Pelvic ExamsA pelvic exam is where a doctor or nurse practitioner looks at a girl's reproductive organs (both outside and internally) and feels the uterus and ovaries to be sure everything's normal. Find out what's involved in this article for teens.https://kidshealth.org/ws/RadyChildrens/en/teens/pelvic-exams.html/9497886d-d42d-48da-8cc4-501407d39e07
Polycystic Ovary Syndrome (PCOS)In polycystic ovary syndrome (PCOS), the ovaries produce higher than normal amounts of certain hormones, which can interfere with egg development and release. Learn how doctors diagnose and treat PCOS.https://kidshealth.org/ws/RadyChildrens/en/teens/pcos.html/79731239-b3c8-4c57-af59-55eb6eea7eaa
Tampons, Pads, and Other Period SuppliesWhen it comes to pads and tampons, there are lots of choices. It may take some experimenting before you find what works best for you. Here are some tips.https://kidshealth.org/ws/RadyChildrens/en/teens/supplies.html/6d964630-56a9-4c4e-afa1-170fae38431d
Vaginal Discharge: What's Normal, What's NotNormal vaginal discharge has several purposes: cleaning and moistening the vagina and helping to prevent infections. But sometimes discharge indicates there's a problem. Get the facts on what's normal and what's not.https://kidshealth.org/ws/RadyChildrens/en/teens/vdischarge2.html/93bd9b47-57d7-46a0-aebf-11294dcda416
Why Are My Breasts Sore?Breast soreness is common among teens, but it can still seem worrying when it happens to you. Fortunately, breast pain is rarely serious.
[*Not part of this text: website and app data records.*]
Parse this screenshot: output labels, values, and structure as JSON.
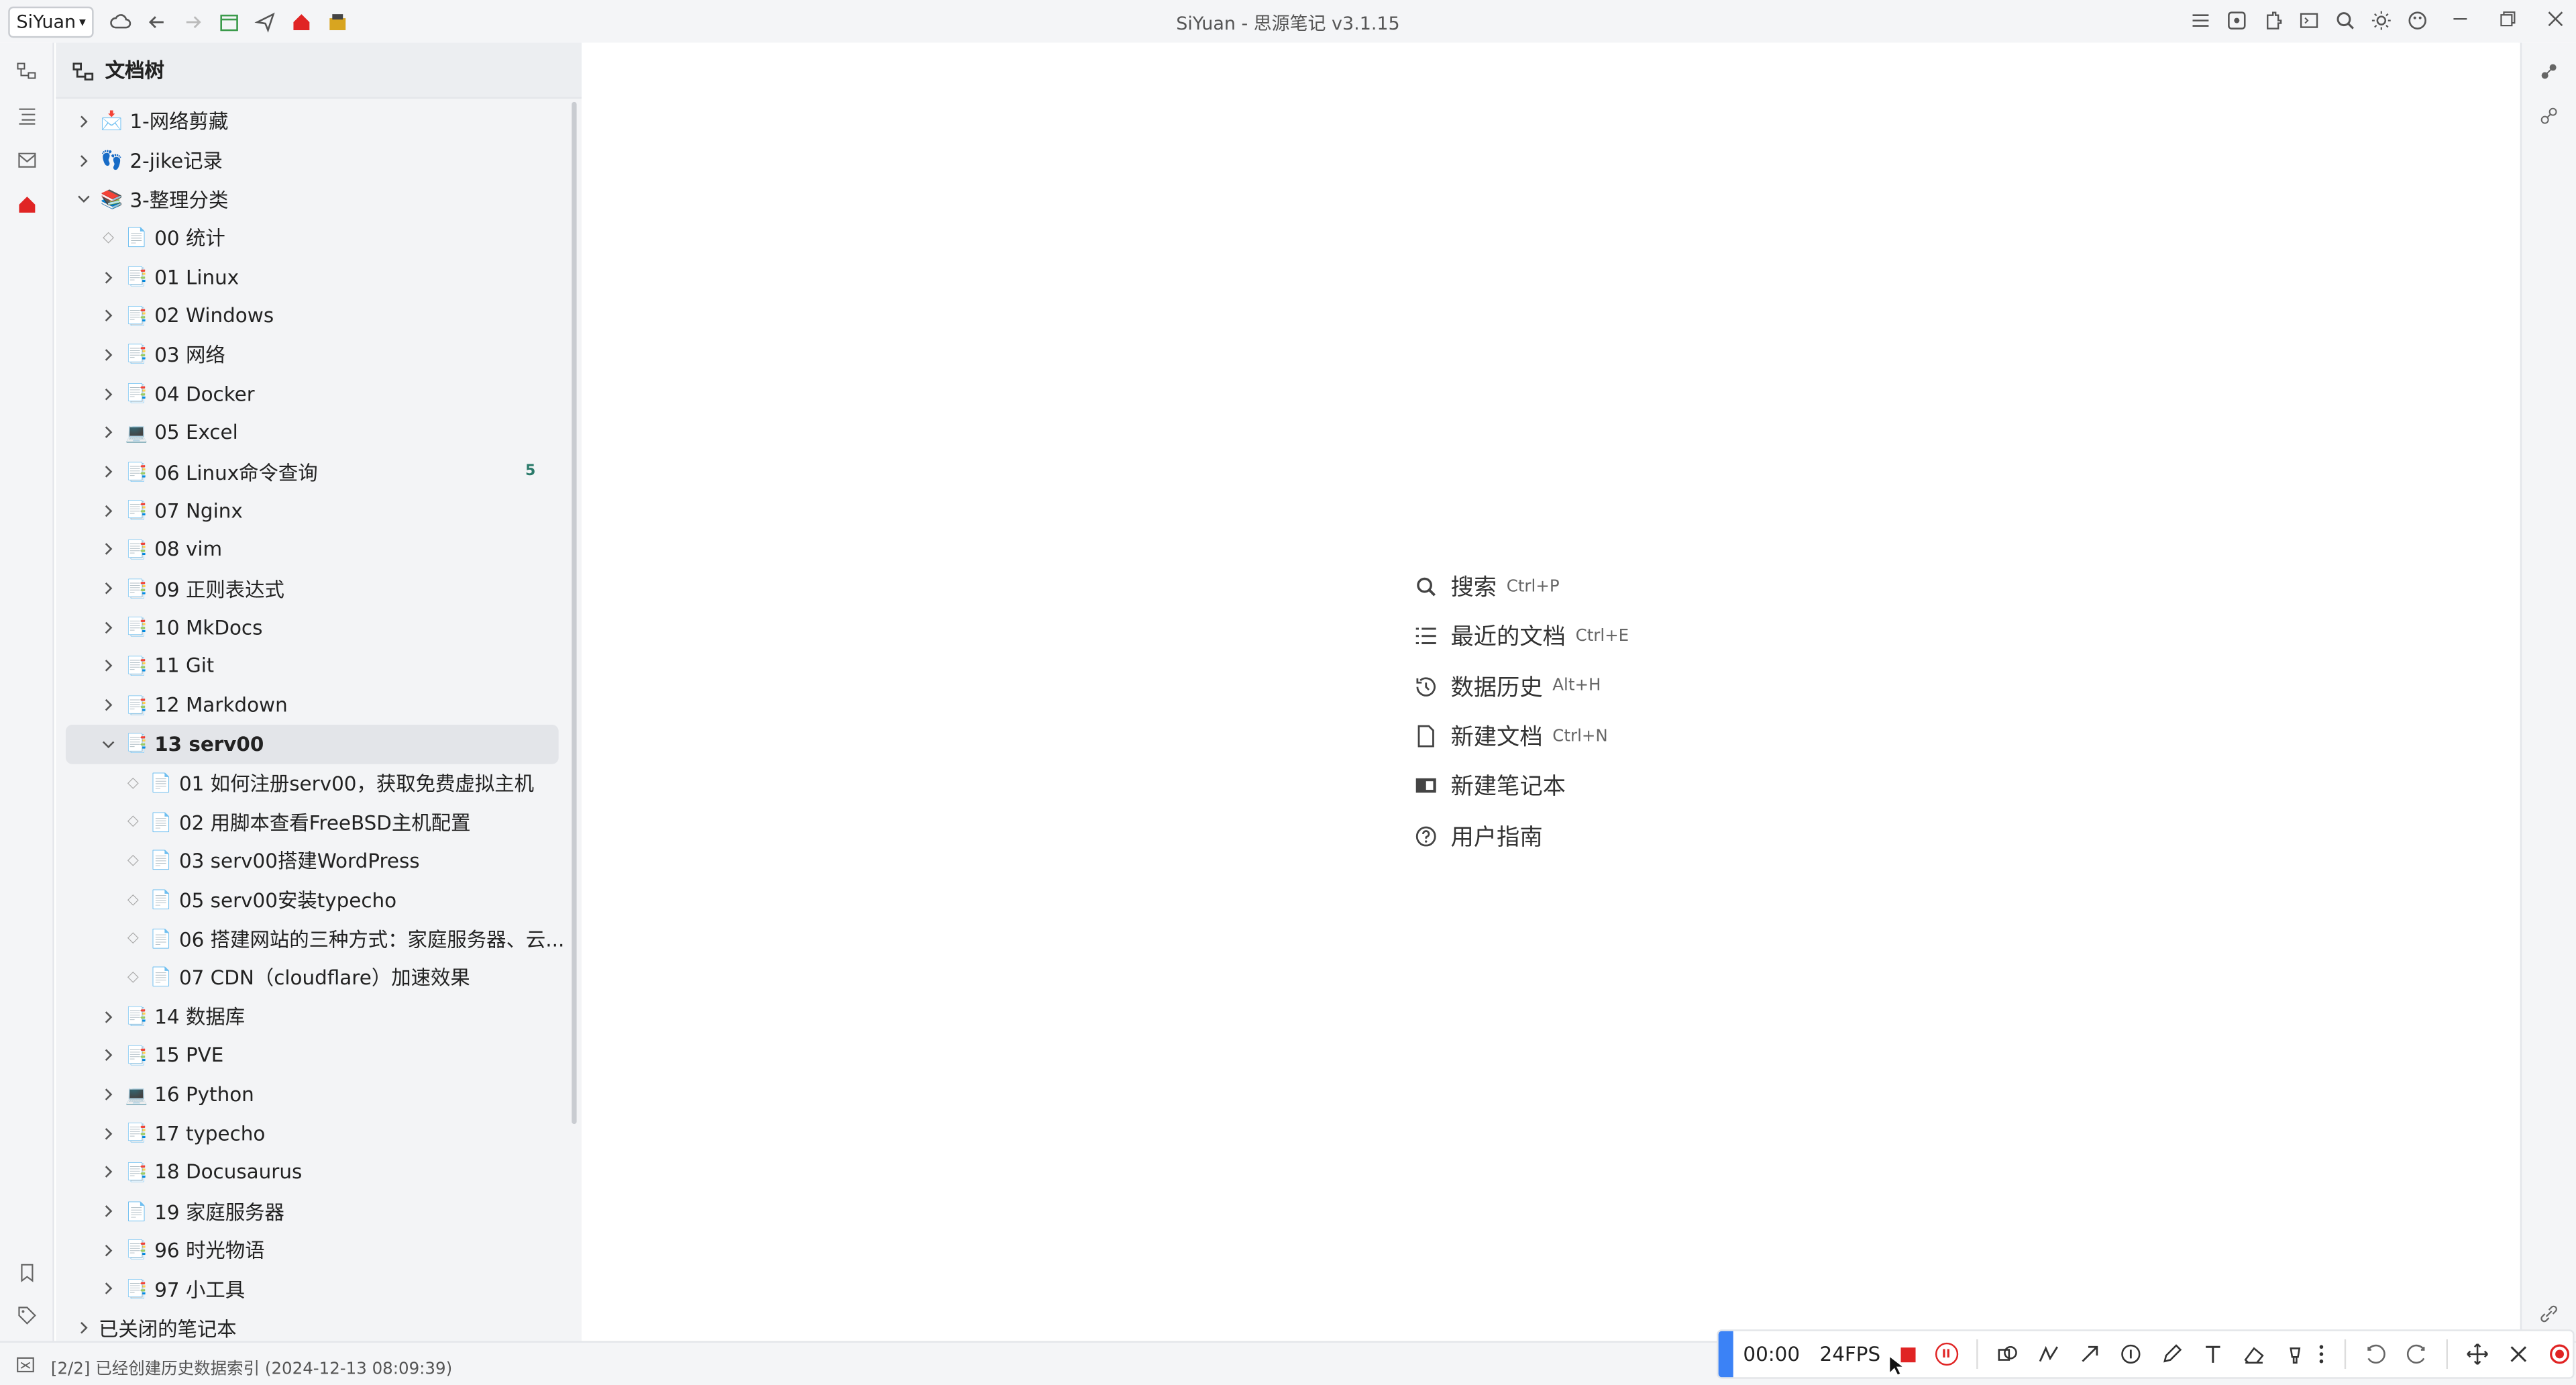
{
  "window": {
    "app_menu": "SiYuan",
    "title": "SiYuan - 思源笔记 v3.1.15"
  },
  "panel": {
    "title": "文档树"
  },
  "tree": [
    {
      "label": "1-网络剪藏",
      "emoji": "📩",
      "level": 0,
      "expandable": true,
      "expanded": false
    },
    {
      "label": "2-jike记录",
      "emoji": "👣",
      "level": 0,
      "expandable": true,
      "expanded": false
    },
    {
      "label": "3-整理分类",
      "emoji": "📚",
      "level": 0,
      "expandable": true,
      "expanded": true
    },
    {
      "label": "00 统计",
      "emoji": "📄",
      "level": 1,
      "expandable": false
    },
    {
      "label": "01 Linux",
      "emoji": "📑",
      "level": 1,
      "expandable": true
    },
    {
      "label": "02 Windows",
      "emoji": "📑",
      "level": 1,
      "expandable": true
    },
    {
      "label": "03 网络",
      "emoji": "📑",
      "level": 1,
      "expandable": true
    },
    {
      "label": "04 Docker",
      "emoji": "📑",
      "level": 1,
      "expandable": true
    },
    {
      "label": "05 Excel",
      "emoji": "💻",
      "level": 1,
      "expandable": true
    },
    {
      "label": "06 Linux命令查询",
      "emoji": "📑",
      "level": 1,
      "expandable": true,
      "count": "5"
    },
    {
      "label": "07 Nginx",
      "emoji": "📑",
      "level": 1,
      "expandable": true
    },
    {
      "label": "08 vim",
      "emoji": "📑",
      "level": 1,
      "expandable": true
    },
    {
      "label": "09 正则表达式",
      "emoji": "📑",
      "level": 1,
      "expandable": true
    },
    {
      "label": "10 MkDocs",
      "emoji": "📑",
      "level": 1,
      "expandable": true
    },
    {
      "label": "11 Git",
      "emoji": "📑",
      "level": 1,
      "expandable": true
    },
    {
      "label": "12 Markdown",
      "emoji": "📑",
      "level": 1,
      "expandable": true
    },
    {
      "label": "13 serv00",
      "emoji": "📑",
      "level": 1,
      "expandable": true,
      "expanded": true,
      "active": true
    },
    {
      "label": "01 如何注册serv00，获取免费虚拟主机",
      "emoji": "📄",
      "level": 2,
      "expandable": false
    },
    {
      "label": "02 用脚本查看FreeBSD主机配置",
      "emoji": "📄",
      "level": 2,
      "expandable": false
    },
    {
      "label": "03 serv00搭建WordPress",
      "emoji": "📄",
      "level": 2,
      "expandable": false
    },
    {
      "label": "05 serv00安装typecho",
      "emoji": "📄",
      "level": 2,
      "expandable": false
    },
    {
      "label": "06 搭建网站的三种方式：家庭服务器、云...",
      "emoji": "📄",
      "level": 2,
      "expandable": false
    },
    {
      "label": "07 CDN（cloudflare）加速效果",
      "emoji": "📄",
      "level": 2,
      "expandable": false
    },
    {
      "label": "14 数据库",
      "emoji": "📑",
      "level": 1,
      "expandable": true
    },
    {
      "label": "15 PVE",
      "emoji": "📑",
      "level": 1,
      "expandable": true
    },
    {
      "label": "16 Python",
      "emoji": "💻",
      "level": 1,
      "expandable": true
    },
    {
      "label": "17 typecho",
      "emoji": "📑",
      "level": 1,
      "expandable": true
    },
    {
      "label": "18 Docusaurus",
      "emoji": "📑",
      "level": 1,
      "expandable": true
    },
    {
      "label": "19 家庭服务器",
      "emoji": "📄",
      "level": 1,
      "expandable": true
    },
    {
      "label": "96 时光物语",
      "emoji": "📑",
      "level": 1,
      "expandable": true
    },
    {
      "label": "97 小工具",
      "emoji": "📑",
      "level": 1,
      "expandable": true
    },
    {
      "label": "已关闭的笔记本",
      "emoji": "",
      "level": -1,
      "expandable": true
    }
  ],
  "empty_menu": [
    {
      "label": "搜索",
      "shortcut": "Ctrl+P",
      "icon": "search-icon"
    },
    {
      "label": "最近的文档",
      "shortcut": "Ctrl+E",
      "icon": "list-icon"
    },
    {
      "label": "数据历史",
      "shortcut": "Alt+H",
      "icon": "history-icon"
    },
    {
      "label": "新建文档",
      "shortcut": "Ctrl+N",
      "icon": "file-icon"
    },
    {
      "label": "新建笔记本",
      "shortcut": "",
      "icon": "notebook-icon"
    },
    {
      "label": "用户指南",
      "shortcut": "",
      "icon": "help-icon"
    }
  ],
  "status": {
    "text": "[2/2] 已经创建历史数据索引 (2024-12-13 08:09:39)"
  },
  "recorder": {
    "time": "00:00",
    "fps": "24FPS"
  },
  "colors": {
    "accent_red": "#e02424",
    "accent_blue": "#3b82f6",
    "count_green": "#2a7a6a"
  }
}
Find out why your breasts may hurt and what you can do about it.https://kidshealth.org/ws/RadyChildrens/en/teens/sore-breasts.html/94e5a942-ca21-422a-9d19-c054c0225be8
Why Do I Feel Depressed When I Have My Period?Find out what the experts have to say.https://kidshealth.org/ws/RadyChildrens/en/teens/period-blues.html/73a0d59b-7f79-4b97-b6ac-285afdc464b8
kh:age-teenThirteenToNineteenkh:age-youngAdultEighteenPluskh:clinicalDesignation-adolescentMedicinekh:clinicalDesignation-endocrinologykh:clinicalDesignation-obgynkh:genre-articlekh:genre-videokh:primaryClinicalDesignation-adolescentMedicineFor Girlshttps://kidshealth.org/ws/RadyChildrens/en/teens/sexual-health/girls/2f5cbbfa-7003-4714-8cc6-a064381dfb03Sexual Health & Reproductive System (for Teens)https://kidshealth.org/ws/RadyChildrens/en/teens/diseases-conditions/sexual-health/3764a717-b9c6-40c9-bb48-a3163fbf9675